*** DATASET ENTRIES ***
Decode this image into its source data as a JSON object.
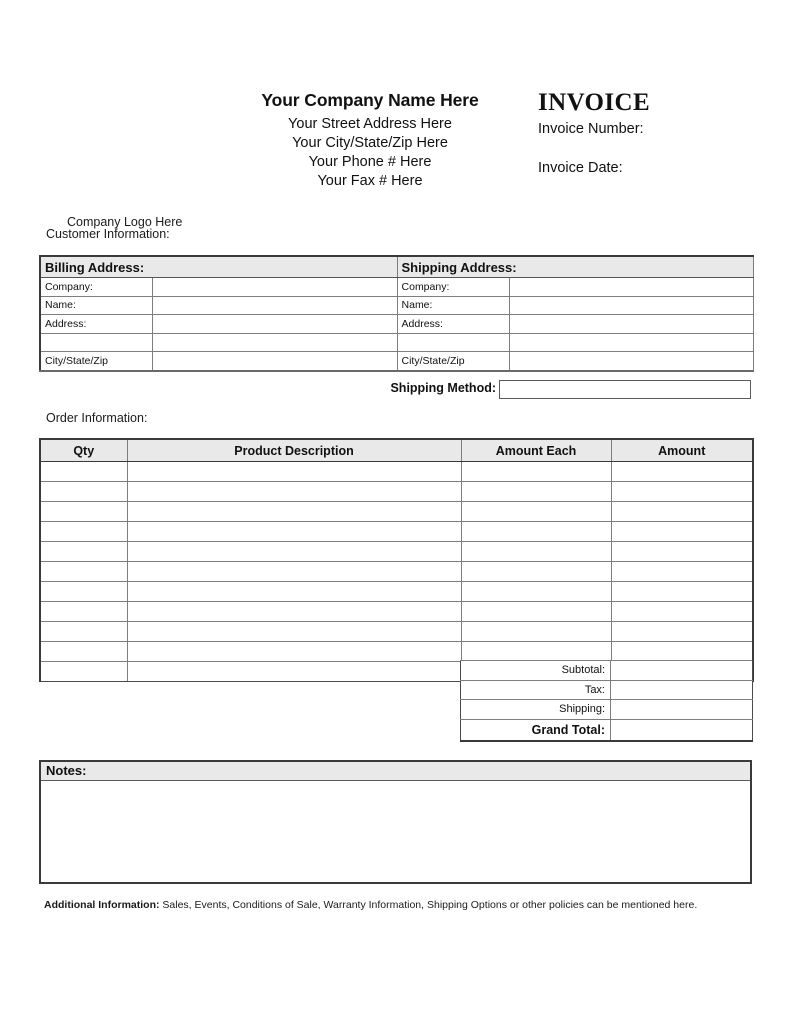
{
  "document": {
    "type": "invoice-template",
    "page_background": "#ffffff",
    "header_shade_color": "#e9e9e9",
    "border_color": "#3a3a3a"
  },
  "header": {
    "logo_placeholder": "Company Logo Here",
    "company_name": "Your Company Name Here",
    "company_lines": [
      "Your Street Address Here",
      "Your City/State/Zip Here",
      "Your Phone # Here",
      "Your Fax # Here"
    ],
    "invoice_title": "INVOICE",
    "invoice_number_label": "Invoice Number:",
    "invoice_number_value": "",
    "invoice_date_label": "Invoice Date:",
    "invoice_date_value": ""
  },
  "customer_section": {
    "label": "Customer Information:",
    "billing": {
      "header": "Billing Address:",
      "rows": [
        {
          "label": "Company:",
          "value": ""
        },
        {
          "label": "Name:",
          "value": ""
        },
        {
          "label": "Address:",
          "value": ""
        },
        {
          "label": "",
          "value": ""
        },
        {
          "label": "City/State/Zip",
          "value": ""
        }
      ]
    },
    "shipping": {
      "header": "Shipping Address:",
      "rows": [
        {
          "label": "Company:",
          "value": ""
        },
        {
          "label": "Name:",
          "value": ""
        },
        {
          "label": "Address:",
          "value": ""
        },
        {
          "label": "",
          "value": ""
        },
        {
          "label": "City/State/Zip",
          "value": ""
        }
      ]
    }
  },
  "shipping_method": {
    "label": "Shipping Method:",
    "value": "",
    "placeholder": ""
  },
  "order_section": {
    "label": "Order Information:",
    "columns": [
      "Qty",
      "Product Description",
      "Amount Each",
      "Amount"
    ],
    "rows": [
      {
        "qty": "",
        "description": "",
        "amount_each": "",
        "amount": ""
      },
      {
        "qty": "",
        "description": "",
        "amount_each": "",
        "amount": ""
      },
      {
        "qty": "",
        "description": "",
        "amount_each": "",
        "amount": ""
      },
      {
        "qty": "",
        "description": "",
        "amount_each": "",
        "amount": ""
      },
      {
        "qty": "",
        "description": "",
        "amount_each": "",
        "amount": ""
      },
      {
        "qty": "",
        "description": "",
        "amount_each": "",
        "amount": ""
      },
      {
        "qty": "",
        "description": "",
        "amount_each": "",
        "amount": ""
      },
      {
        "qty": "",
        "description": "",
        "amount_each": "",
        "amount": ""
      },
      {
        "qty": "",
        "description": "",
        "amount_each": "",
        "amount": ""
      },
      {
        "qty": "",
        "description": "",
        "amount_each": "",
        "amount": ""
      },
      {
        "qty": "",
        "description": "",
        "amount_each": "",
        "amount": ""
      }
    ],
    "totals": [
      {
        "label": "Subtotal:",
        "value": "",
        "emphasis": false
      },
      {
        "label": "Tax:",
        "value": "",
        "emphasis": false
      },
      {
        "label": "Shipping:",
        "value": "",
        "emphasis": false
      },
      {
        "label": "Grand Total:",
        "value": "",
        "emphasis": true
      }
    ]
  },
  "notes": {
    "header": "Notes:",
    "value": ""
  },
  "footer": {
    "label": "Additional Information:",
    "text": " Sales, Events, Conditions of Sale, Warranty Information, Shipping Options or other policies can be mentioned here."
  }
}
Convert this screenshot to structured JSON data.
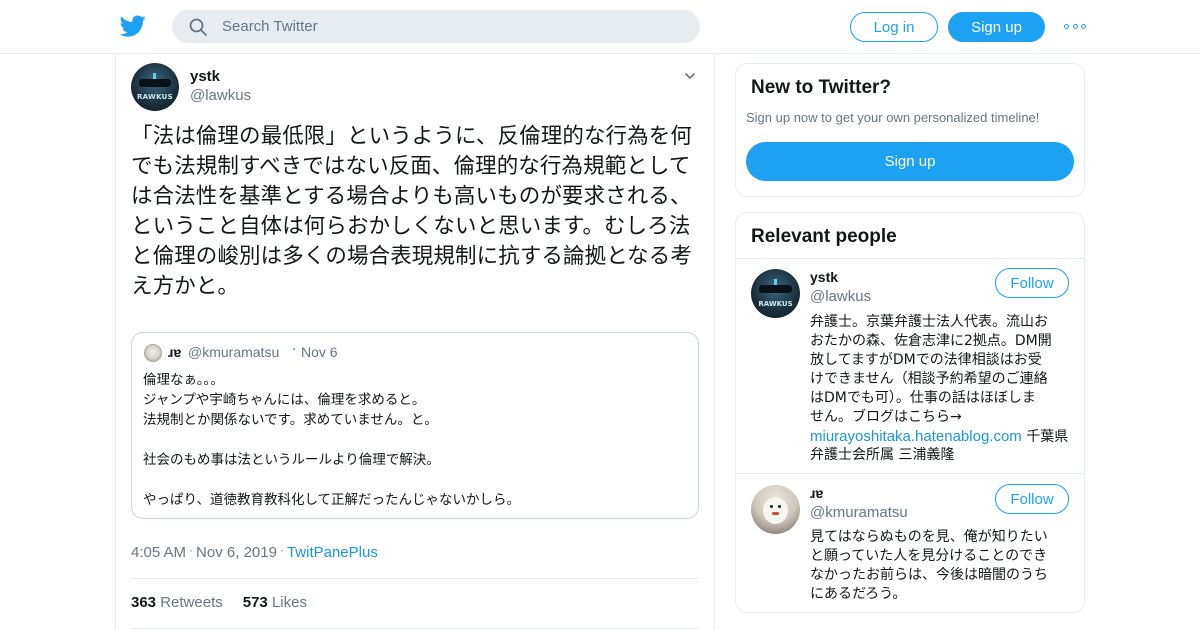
{
  "header": {
    "search_placeholder": "Search Twitter",
    "login_label": "Log in",
    "signup_label": "Sign up"
  },
  "tweet": {
    "author_name": "ystk",
    "author_handle": "@lawkus",
    "avatar_text": "RAWKUS",
    "text": "「法は倫理の最低限」というように、反倫理的な行為を何でも法規制すべきではない反面、倫理的な行為規範としては合法性を基準とする場合よりも高いものが要求される、ということ自体は何らおかしくないと思います。むしろ法と倫理の峻別は多くの場合表現規制に抗する論拠となる考え方かと。",
    "quoted": {
      "name": "ɹɐ",
      "handle": "@kmuramatsu",
      "date": "Nov 6",
      "lines": [
        "倫理なぁ。。。",
        "ジャンプや宇崎ちゃんには、倫理を求めると。",
        "法規制とか関係ないです。求めていません。と。",
        "",
        "社会のもめ事は法というルールより倫理で解決。",
        "",
        "やっぱり、道徳教育教科化して正解だったんじゃないかしら。"
      ]
    },
    "time": "4:05 AM",
    "date": "Nov 6, 2019",
    "source": "TwitPanePlus",
    "retweets_count": "363",
    "retweets_label": "Retweets",
    "likes_count": "573",
    "likes_label": "Likes"
  },
  "sidebar": {
    "new_card": {
      "title": "New to Twitter?",
      "subtitle": "Sign up now to get your own personalized timeline!",
      "button": "Sign up"
    },
    "relevant": {
      "title": "Relevant people",
      "people": [
        {
          "name": "ystk",
          "handle": "@lawkus",
          "follow": "Follow",
          "avatar_text": "RAWKUS",
          "bio_lines": [
            "弁護士。京葉弁護士法人代表。流山お",
            "おたかの森、佐倉志津に2拠点。DM開",
            "放してますがDMでの法律相談はお受",
            "けできません（相談予約希望のご連絡",
            "はDMでも可）。仕事の話はほぼしま",
            "せん。ブログはこちら→"
          ],
          "bio_link": "miurayoshitaka.hatenablog.com",
          "bio_after_link": " 千葉県",
          "bio_last": "弁護士会所属 三浦義隆"
        },
        {
          "name": "ɹɐ",
          "handle": "@kmuramatsu",
          "follow": "Follow",
          "bio_lines": [
            "見てはならぬものを見、俺が知りたい",
            "と願っていた人を見分けることのでき",
            "なかったお前らは、今後は暗闇のうち",
            "にあるだろう。"
          ]
        }
      ]
    }
  },
  "colors": {
    "brand": "#1da1f2",
    "link": "#1b95e0",
    "muted": "#657786",
    "border": "#e6ecf0"
  },
  "icons": [
    "twitter-bird-icon",
    "search-icon",
    "more-dots-icon",
    "chevron-down-icon"
  ]
}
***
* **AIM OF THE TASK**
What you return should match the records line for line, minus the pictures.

* **RESPONSE TO THE TASK**
Decode this image into its source data as a JSON object.
{
  "document": {
    "type": "invoice-template",
    "page_background": "#ffffff",
    "header_shade_color": "#e9e9e9",
    "border_color": "#3a3a3a"
  },
  "header": {
    "logo_placeholder": "Company Logo Here",
    "company_name": "Your Company Name Here",
    "company_lines": [
      "Your Street Address Here",
      "Your City/State/Zip Here",
      "Your Phone # Here",
      "Your Fax # Here"
    ],
    "invoice_title": "INVOICE",
    "invoice_number_label": "Invoice Number:",
    "invoice_number_value": "",
    "invoice_date_label": "Invoice Date:",
    "invoice_date_value": ""
  },
  "customer_section": {
    "label": "Customer Information:",
    "billing": {
      "header": "Billing Address:",
      "rows": [
        {
          "label": "Company:",
          "value": ""
        },
        {
          "label": "Name:",
          "value": ""
        },
        {
          "label": "Address:",
          "value": ""
        },
        {
          "label": "",
          "value": ""
        },
        {
          "label": "City/State/Zip",
          "value": ""
        }
      ]
    },
    "shipping": {
      "header": "Shipping Address:",
      "rows": [
        {
          "label": "Company:",
          "value": ""
        },
        {
          "label": "Name:",
          "value": ""
        },
        {
          "label": "Address:",
          "value": ""
        },
        {
          "label": "",
          "value": ""
        },
        {
          "label": "City/State/Zip",
          "value": ""
        }
      ]
    }
  },
  "shipping_method": {
    "label": "Shipping Method:",
    "value": "",
    "placeholder": ""
  },
  "order_section": {
    "label": "Order Information:",
    "columns": [
      "Qty",
      "Product Description",
      "Amount Each",
      "Amount"
    ],
    "rows": [
      {
        "qty": "",
        "description": "",
        "amount_each": "",
        "amount": ""
      },
      {
        "qty": "",
        "description": "",
        "amount_each": "",
        "amount": ""
      },
      {
        "qty": "",
        "description": "",
        "amount_each": "",
        "amount": ""
      },
      {
        "qty": "",
        "description": "",
        "amount_each": "",
        "amount": ""
      },
      {
        "qty": "",
        "description": "",
        "amount_each": "",
        "amount": ""
      },
      {
        "qty": "",
        "description": "",
        "amount_each": "",
        "amount": ""
      },
      {
        "qty": "",
        "description": "",
        "amount_each": "",
        "amount": ""
      },
      {
        "qty": "",
        "description": "",
        "amount_each": "",
        "amount": ""
      },
      {
        "qty": "",
        "description": "",
        "amount_each": "",
        "amount": ""
      },
      {
        "qty": "",
        "description": "",
        "amount_each": "",
        "amount": ""
      },
      {
        "qty": "",
        "description": "",
        "amount_each": "",
        "amount": ""
      }
    ],
    "totals": [
      {
        "label": "Subtotal:",
        "value": "",
        "emphasis": false
      },
      {
        "label": "Tax:",
        "value": "",
        "emphasis": false
      },
      {
        "label": "Shipping:",
        "value": "",
        "emphasis": false
      },
      {
        "label": "Grand Total:",
        "value": "",
        "emphasis": true
      }
    ]
  },
  "notes": {
    "header": "Notes:",
    "value": ""
  },
  "footer": {
    "label": "Additional Information:",
    "text": " Sales, Events, Conditions of Sale, Warranty Information, Shipping Options or other policies can be mentioned here."
  }
}
Convert this screenshot to structured JSON data.
{
  "header": {
    "search_placeholder": "Search Twitter",
    "login_label": "Log in",
    "signup_label": "Sign up"
  },
  "tweet": {
    "author_name": "ystk",
    "author_handle": "@lawkus",
    "avatar_text": "RAWKUS",
    "text": "「法は倫理の最低限」というように、反倫理的な行為を何でも法規制すべきではない反面、倫理的な行為規範としては合法性を基準とする場合よりも高いものが要求される、ということ自体は何らおかしくないと思います。むしろ法と倫理の峻別は多くの場合表現規制に抗する論拠となる考え方かと。",
    "quoted": {
      "name": "ɹɐ",
      "handle": "@kmuramatsu",
      "date": "Nov 6",
      "lines": [
        "倫理なぁ。。。",
        "ジャンプや宇崎ちゃんには、倫理を求めると。",
        "法規制とか関係ないです。求めていません。と。",
        "",
        "社会のもめ事は法というルールより倫理で解決。",
        "",
        "やっぱり、道徳教育教科化して正解だったんじゃないかしら。"
      ]
    },
    "time": "4:05 AM",
    "date": "Nov 6, 2019",
    "source": "TwitPanePlus",
    "retweets_count": "363",
    "retweets_label": "Retweets",
    "likes_count": "573",
    "likes_label": "Likes"
  },
  "sidebar": {
    "new_card": {
      "title": "New to Twitter?",
      "subtitle": "Sign up now to get your own personalized timeline!",
      "button": "Sign up"
    },
    "relevant": {
      "title": "Relevant people",
      "people": [
        {
          "name": "ystk",
          "handle": "@lawkus",
          "follow": "Follow",
          "avatar_text": "RAWKUS",
          "bio_lines": [
            "弁護士。京葉弁護士法人代表。流山お",
            "おたかの森、佐倉志津に2拠点。DM開",
            "放してますがDMでの法律相談はお受",
            "けできません（相談予約希望のご連絡",
            "はDMでも可）。仕事の話はほぼしま",
            "せん。ブログはこちら→"
          ],
          "bio_link": "miurayoshitaka.hatenablog.com",
          "bio_after_link": " 千葉県",
          "bio_last": "弁護士会所属 三浦義隆"
        },
        {
          "name": "ɹɐ",
          "handle": "@kmuramatsu",
          "follow": "Follow",
          "bio_lines": [
            "見てはならぬものを見、俺が知りたい",
            "と願っていた人を見分けることのでき",
            "なかったお前らは、今後は暗闇のうち",
            "にあるだろう。"
          ]
        }
      ]
    }
  },
  "colors": {
    "brand": "#1da1f2",
    "link": "#1b95e0",
    "muted": "#657786",
    "border": "#e6ecf0"
  },
  "icons": [
    "twitter-bird-icon",
    "search-icon",
    "more-dots-icon",
    "chevron-down-icon"
  ]
}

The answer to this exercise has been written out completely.